● **BRIEF**:
Filter the entries that follow, copying every line in which the word "data" appears.

### RECORDS SHOWN

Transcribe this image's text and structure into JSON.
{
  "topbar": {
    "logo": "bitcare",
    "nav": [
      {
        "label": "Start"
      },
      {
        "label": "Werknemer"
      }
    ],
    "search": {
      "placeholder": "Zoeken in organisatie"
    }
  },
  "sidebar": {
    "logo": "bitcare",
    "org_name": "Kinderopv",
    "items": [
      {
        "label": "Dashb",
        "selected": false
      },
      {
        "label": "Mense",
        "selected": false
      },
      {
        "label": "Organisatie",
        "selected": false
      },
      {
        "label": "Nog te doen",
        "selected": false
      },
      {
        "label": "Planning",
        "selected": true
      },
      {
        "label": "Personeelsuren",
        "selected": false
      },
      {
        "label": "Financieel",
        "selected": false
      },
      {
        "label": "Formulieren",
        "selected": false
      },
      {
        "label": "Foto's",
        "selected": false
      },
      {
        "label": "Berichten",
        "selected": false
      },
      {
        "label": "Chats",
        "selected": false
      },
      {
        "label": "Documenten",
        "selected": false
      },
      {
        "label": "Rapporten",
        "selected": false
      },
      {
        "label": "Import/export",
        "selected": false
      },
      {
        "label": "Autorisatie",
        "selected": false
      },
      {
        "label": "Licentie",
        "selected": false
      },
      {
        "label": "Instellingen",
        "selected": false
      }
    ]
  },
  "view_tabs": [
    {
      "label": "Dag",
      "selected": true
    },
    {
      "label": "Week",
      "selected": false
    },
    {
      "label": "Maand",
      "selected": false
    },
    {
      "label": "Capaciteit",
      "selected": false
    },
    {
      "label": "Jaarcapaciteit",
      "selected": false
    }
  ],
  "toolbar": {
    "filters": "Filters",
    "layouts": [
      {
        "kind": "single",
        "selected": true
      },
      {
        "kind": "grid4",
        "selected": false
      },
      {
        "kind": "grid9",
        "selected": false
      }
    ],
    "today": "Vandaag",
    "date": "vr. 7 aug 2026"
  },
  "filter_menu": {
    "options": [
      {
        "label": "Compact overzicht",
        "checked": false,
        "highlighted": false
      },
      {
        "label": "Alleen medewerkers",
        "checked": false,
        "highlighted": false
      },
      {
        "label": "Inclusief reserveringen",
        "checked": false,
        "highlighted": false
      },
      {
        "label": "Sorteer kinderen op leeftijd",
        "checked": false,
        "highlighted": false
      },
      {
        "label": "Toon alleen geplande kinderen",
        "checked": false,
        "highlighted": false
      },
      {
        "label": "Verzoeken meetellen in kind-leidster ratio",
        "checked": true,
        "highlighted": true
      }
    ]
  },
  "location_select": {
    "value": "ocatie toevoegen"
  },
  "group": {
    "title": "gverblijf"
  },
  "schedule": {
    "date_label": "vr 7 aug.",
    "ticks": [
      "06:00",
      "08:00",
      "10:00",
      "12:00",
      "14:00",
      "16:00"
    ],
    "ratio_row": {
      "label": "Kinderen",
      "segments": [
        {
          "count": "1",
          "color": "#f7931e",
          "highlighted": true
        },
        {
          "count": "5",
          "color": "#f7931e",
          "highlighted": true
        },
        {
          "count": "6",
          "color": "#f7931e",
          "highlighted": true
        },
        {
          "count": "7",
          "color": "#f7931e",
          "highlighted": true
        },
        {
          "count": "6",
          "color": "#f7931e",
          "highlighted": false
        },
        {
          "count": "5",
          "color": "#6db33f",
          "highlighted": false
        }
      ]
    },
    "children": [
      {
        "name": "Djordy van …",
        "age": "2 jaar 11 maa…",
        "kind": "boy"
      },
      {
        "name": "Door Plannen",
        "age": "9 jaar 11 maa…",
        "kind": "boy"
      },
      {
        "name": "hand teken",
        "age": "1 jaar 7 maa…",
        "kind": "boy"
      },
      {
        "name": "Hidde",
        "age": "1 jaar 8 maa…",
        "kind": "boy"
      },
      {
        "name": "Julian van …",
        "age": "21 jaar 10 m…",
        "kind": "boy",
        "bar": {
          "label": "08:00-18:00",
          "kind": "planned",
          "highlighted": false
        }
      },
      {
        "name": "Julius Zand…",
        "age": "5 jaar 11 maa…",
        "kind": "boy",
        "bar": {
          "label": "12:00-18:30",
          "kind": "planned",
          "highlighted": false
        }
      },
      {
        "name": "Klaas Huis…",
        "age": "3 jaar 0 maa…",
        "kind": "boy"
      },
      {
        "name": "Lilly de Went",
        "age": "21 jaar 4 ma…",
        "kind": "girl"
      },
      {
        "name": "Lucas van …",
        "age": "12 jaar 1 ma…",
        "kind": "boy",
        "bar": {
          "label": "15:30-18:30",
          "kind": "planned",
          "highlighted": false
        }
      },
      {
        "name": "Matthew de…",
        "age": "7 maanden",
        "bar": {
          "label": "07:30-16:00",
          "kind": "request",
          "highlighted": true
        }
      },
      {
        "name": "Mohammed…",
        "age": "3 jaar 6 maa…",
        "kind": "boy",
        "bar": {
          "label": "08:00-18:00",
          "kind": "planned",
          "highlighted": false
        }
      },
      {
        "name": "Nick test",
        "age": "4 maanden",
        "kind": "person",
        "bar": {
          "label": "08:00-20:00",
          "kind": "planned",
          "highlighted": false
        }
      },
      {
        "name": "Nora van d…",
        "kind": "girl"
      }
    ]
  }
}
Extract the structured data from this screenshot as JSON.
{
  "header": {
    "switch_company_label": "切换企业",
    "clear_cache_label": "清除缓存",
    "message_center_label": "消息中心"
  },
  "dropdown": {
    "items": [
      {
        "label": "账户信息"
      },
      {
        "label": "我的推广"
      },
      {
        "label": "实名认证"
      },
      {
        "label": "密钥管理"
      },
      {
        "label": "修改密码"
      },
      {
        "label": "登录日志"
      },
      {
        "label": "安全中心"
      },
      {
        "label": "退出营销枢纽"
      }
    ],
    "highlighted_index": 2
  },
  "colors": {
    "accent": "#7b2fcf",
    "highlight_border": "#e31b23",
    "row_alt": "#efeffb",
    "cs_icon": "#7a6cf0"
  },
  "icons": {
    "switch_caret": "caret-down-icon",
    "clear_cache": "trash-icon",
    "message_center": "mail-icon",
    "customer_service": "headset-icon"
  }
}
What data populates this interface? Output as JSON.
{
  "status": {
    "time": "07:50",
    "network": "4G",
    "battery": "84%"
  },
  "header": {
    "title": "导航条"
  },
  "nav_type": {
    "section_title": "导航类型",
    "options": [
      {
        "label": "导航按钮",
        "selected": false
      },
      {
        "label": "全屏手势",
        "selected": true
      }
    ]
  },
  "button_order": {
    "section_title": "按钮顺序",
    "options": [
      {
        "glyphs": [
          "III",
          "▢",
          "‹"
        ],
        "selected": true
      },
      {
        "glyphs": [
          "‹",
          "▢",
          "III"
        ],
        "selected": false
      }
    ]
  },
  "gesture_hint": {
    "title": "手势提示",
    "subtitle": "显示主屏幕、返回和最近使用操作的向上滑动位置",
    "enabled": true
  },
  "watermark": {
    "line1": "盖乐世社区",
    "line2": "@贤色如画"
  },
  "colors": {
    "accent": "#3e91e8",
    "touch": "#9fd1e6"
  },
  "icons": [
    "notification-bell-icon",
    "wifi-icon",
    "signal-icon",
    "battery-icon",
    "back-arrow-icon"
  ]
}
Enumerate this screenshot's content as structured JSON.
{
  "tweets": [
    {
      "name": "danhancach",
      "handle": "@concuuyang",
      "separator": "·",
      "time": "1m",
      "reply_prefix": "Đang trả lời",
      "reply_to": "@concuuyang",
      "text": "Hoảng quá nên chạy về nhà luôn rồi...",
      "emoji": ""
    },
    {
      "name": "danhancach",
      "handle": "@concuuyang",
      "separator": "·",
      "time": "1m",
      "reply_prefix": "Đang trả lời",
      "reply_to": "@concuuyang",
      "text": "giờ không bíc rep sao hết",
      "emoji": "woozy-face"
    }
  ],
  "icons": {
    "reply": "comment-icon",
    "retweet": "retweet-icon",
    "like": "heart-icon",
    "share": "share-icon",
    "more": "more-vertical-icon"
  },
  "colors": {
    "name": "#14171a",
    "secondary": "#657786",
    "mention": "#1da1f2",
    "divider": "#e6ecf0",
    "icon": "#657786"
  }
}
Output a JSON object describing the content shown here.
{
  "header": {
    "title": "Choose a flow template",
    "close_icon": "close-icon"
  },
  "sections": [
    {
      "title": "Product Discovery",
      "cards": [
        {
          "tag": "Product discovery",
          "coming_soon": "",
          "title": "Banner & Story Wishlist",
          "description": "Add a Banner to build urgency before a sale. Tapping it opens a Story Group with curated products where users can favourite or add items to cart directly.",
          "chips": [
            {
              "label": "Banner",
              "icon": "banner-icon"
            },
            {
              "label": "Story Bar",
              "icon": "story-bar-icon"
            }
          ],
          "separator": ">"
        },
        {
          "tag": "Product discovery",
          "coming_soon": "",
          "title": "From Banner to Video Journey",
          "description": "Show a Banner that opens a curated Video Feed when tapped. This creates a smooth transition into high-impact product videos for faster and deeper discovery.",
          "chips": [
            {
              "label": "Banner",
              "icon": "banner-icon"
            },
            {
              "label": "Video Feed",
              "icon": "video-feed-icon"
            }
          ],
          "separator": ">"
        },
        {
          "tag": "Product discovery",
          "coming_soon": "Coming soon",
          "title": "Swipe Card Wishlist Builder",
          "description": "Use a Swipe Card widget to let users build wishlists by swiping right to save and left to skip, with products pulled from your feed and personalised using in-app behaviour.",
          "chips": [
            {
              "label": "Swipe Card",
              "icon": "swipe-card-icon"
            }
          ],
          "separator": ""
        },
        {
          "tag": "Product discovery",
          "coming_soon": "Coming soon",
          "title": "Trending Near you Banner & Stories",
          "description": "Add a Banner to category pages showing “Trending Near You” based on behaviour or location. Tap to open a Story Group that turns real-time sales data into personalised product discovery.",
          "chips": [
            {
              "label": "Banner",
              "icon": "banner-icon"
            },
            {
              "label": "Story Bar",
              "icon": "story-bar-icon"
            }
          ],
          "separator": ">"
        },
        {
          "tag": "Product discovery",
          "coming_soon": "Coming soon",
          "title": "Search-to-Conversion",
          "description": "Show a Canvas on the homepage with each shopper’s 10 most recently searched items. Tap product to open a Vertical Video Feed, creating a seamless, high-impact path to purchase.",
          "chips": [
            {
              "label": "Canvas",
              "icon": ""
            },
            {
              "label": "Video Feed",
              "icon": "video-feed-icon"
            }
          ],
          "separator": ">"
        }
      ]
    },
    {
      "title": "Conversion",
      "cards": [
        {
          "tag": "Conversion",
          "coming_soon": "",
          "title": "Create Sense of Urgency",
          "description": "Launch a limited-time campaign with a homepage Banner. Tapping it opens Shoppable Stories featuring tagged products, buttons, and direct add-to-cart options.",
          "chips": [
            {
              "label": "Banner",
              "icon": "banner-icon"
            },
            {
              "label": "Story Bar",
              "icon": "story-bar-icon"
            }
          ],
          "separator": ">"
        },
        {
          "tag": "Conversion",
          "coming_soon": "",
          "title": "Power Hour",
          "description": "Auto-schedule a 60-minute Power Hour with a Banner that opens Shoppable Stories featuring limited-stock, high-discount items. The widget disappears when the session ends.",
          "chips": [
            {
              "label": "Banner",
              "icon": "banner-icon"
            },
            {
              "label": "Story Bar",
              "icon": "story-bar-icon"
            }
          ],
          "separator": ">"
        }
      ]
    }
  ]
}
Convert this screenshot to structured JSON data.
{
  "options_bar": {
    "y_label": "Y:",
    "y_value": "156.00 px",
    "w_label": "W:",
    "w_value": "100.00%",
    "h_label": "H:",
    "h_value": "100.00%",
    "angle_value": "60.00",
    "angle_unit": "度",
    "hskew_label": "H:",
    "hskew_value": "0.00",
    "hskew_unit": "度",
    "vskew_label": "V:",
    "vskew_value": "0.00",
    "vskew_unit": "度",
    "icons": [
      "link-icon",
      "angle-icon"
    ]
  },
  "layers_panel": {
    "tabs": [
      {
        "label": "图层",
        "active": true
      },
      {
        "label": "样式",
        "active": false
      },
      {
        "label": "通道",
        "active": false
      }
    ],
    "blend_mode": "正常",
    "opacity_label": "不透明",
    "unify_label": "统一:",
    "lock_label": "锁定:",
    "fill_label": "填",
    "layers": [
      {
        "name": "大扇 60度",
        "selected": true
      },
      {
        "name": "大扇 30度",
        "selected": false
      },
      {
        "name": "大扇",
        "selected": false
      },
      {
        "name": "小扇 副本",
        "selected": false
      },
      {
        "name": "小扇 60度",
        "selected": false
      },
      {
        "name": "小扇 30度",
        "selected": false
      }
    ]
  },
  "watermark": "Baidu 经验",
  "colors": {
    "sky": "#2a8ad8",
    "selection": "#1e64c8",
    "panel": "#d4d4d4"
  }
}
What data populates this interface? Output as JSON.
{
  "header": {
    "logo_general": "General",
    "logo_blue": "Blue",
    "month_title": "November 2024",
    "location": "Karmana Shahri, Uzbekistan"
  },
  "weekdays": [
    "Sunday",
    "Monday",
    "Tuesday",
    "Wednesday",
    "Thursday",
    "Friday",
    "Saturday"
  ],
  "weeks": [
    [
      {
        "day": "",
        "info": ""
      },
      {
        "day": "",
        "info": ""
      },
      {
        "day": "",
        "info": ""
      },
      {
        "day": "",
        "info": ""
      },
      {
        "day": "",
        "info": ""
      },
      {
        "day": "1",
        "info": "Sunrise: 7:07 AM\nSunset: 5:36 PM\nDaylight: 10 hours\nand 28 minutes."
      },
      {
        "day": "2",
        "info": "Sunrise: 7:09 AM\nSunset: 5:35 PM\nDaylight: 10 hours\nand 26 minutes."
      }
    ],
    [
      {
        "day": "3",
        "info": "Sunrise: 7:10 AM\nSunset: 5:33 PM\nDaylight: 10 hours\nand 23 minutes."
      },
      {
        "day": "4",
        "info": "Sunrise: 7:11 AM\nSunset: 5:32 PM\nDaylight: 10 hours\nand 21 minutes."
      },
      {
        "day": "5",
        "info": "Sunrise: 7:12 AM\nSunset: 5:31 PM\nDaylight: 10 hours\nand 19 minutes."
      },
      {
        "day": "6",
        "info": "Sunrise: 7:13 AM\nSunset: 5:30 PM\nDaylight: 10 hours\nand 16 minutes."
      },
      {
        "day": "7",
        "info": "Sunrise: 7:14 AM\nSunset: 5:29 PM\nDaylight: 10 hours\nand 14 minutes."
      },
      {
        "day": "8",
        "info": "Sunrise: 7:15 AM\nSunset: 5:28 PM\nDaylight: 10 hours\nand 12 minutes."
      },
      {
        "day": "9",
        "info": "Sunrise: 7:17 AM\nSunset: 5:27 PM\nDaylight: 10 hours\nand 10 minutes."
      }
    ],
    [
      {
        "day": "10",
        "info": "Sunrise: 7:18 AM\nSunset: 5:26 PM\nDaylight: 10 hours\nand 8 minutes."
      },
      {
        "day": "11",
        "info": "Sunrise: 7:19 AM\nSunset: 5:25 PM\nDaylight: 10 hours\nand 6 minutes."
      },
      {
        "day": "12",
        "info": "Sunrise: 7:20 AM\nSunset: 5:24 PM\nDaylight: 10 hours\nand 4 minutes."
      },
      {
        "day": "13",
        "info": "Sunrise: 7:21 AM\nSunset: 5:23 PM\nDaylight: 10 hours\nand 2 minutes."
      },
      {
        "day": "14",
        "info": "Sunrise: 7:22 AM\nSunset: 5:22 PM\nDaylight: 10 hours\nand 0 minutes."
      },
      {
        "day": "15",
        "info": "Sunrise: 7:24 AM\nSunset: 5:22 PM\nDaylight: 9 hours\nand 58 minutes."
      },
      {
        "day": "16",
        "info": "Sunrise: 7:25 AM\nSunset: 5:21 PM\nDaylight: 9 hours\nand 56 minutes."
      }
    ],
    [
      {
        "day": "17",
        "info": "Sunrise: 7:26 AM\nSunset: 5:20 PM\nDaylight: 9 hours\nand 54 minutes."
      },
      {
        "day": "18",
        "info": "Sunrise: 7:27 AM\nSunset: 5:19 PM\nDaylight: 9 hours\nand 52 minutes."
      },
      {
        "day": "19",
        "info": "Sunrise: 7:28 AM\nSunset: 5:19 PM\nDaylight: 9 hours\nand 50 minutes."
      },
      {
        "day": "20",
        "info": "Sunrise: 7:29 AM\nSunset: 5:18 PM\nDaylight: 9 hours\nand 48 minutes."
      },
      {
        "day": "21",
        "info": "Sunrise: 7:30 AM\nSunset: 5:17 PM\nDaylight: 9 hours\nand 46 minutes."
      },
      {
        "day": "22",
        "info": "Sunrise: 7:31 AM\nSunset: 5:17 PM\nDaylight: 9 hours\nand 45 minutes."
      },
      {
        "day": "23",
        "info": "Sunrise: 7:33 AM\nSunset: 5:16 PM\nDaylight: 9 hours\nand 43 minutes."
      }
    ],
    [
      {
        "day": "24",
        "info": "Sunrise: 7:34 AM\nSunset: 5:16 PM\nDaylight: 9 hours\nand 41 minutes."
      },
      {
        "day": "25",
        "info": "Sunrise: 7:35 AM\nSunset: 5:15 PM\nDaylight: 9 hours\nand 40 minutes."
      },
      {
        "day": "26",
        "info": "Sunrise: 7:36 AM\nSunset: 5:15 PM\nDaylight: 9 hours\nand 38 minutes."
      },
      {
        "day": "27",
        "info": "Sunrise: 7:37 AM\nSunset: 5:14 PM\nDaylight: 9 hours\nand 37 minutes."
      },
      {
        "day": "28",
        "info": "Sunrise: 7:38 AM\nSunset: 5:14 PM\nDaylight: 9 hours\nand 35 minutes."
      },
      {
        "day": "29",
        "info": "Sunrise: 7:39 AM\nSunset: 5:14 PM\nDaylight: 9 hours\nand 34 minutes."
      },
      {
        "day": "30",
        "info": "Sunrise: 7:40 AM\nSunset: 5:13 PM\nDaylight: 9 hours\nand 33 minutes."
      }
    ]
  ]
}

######

● **ANSWER TO THE PROBLEM**:
Extract the structured data from this screenshot as JSON.
What data populates this interface? Output as JSON.
          "description": "Add a Banner to category pages showing “Trending Near You” based on behaviour or location. Tap to open a Story Group that turns real-time sales data into personalised product discovery.",
Convert this screenshot to structured JSON data.
What data populates this interface? Output as JSON.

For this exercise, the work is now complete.